Here's a long-range shot of a Long-billed Dowitcher
A little Least Sandpiper playing on the shoreline
A young Spotted Sandpiper looking for a meal
Normally a couple of Caspian Terns on the beach wouldn't get my attention but I noticed the one on the right was banded.
I wasn't too surprised to see Virginia Rails at Lake St. Clair Metropark, but I was surprised that they walked right out in front of me! Rails would rather run through the marsh than fly to escape danger. They are very reclusive, actually enjoy social distancing, so I thought it strange that they just walked right out. One almost walked across my shoe!
When I looked back into the marsh from where they came, I was greeted by a Green Heron with a mouthful. The camera didn't want to focus around the blades of grass, so I had to quickly switch to manual focus. I think it came out okay! Bye froggy!
A few other Green Herons were around that day.
Water snakes are cool unless you happen to be in the water with them. Probably a different story then. Maybe one day I'll get a Green Heron and snake together. That would be interesting to see.
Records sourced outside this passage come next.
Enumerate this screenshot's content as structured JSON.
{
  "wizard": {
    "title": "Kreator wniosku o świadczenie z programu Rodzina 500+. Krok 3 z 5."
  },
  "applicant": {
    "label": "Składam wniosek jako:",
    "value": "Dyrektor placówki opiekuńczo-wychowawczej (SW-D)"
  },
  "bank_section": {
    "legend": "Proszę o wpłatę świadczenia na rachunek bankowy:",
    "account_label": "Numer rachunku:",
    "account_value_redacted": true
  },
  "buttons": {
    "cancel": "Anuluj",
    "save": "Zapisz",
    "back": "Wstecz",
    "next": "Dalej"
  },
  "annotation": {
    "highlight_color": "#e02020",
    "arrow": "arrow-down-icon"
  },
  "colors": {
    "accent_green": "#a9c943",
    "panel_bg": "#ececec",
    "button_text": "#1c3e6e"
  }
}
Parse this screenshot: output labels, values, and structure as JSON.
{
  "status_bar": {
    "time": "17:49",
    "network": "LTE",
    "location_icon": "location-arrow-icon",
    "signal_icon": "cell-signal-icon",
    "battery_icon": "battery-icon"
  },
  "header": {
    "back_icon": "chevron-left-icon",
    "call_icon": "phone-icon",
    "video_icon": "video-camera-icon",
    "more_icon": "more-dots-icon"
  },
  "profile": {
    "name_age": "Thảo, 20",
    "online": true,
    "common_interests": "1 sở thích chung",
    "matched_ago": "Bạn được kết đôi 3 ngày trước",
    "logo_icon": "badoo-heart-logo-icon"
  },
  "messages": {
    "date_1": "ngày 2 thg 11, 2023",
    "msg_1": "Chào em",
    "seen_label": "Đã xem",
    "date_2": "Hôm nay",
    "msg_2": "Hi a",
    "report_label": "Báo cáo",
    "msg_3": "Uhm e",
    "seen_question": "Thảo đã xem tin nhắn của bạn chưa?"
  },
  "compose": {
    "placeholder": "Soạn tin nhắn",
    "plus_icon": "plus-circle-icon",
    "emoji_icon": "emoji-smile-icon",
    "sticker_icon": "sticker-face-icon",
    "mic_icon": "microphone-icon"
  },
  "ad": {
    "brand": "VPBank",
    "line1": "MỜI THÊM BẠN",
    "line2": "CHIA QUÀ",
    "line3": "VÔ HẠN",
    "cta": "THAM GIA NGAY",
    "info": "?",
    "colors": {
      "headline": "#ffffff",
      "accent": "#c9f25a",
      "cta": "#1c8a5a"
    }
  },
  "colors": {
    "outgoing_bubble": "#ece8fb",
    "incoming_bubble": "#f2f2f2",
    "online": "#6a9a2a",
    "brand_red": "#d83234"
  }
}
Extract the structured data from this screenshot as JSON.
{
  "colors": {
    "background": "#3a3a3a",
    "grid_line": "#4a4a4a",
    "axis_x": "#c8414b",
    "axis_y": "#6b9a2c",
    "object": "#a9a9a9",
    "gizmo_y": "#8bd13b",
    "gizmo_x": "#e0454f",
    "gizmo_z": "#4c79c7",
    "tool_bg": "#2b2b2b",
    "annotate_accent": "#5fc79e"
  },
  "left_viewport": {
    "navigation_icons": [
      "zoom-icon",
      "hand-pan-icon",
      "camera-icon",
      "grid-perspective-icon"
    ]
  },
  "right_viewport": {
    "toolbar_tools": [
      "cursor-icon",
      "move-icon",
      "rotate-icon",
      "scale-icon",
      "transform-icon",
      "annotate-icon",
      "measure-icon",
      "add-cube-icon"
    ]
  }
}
The Rails and Herons and snake all have one thing in common - they do not like my subject in the next set of pictures. Years ago there was a beautiful black Mink at Metro Beach. It had a white patch on it's chest that just made it stand out. Haven't seen one for years, until a couple weeks ago. This guy was just having so much fun running through the brush and into the water and back again. If it had found any of the above mentioned critters, it would have been a nasty set of pictures. Cute as can be, ferocious meat eater.
Late August would not be the same without some hummingbirds. I haven't spent time looking for them, but did find one the other day, stealing nectar from a Cardinal Flower (thanks Jeff).
Break time....all that wing flapping...
A little preview of what I'm thinking about next as the Fall gets near....it's almost Deer time!
A little side-note to those that think every time I go out for deer I see big bucks. It's just not that way. Last time I was out, the only picture I took, the fog over the field. Not a deer in sight the entire morning.
For Randy S. Not sure how you get a frog to turn and look at you, but I'll keep trying.
And for Mike P.
They are still in the woods, even had a young one taking a bath the other day!
I wonder what this little one will grow up to be....
Take care everyone, think BIG BUCKS!!
- Todd Butkowski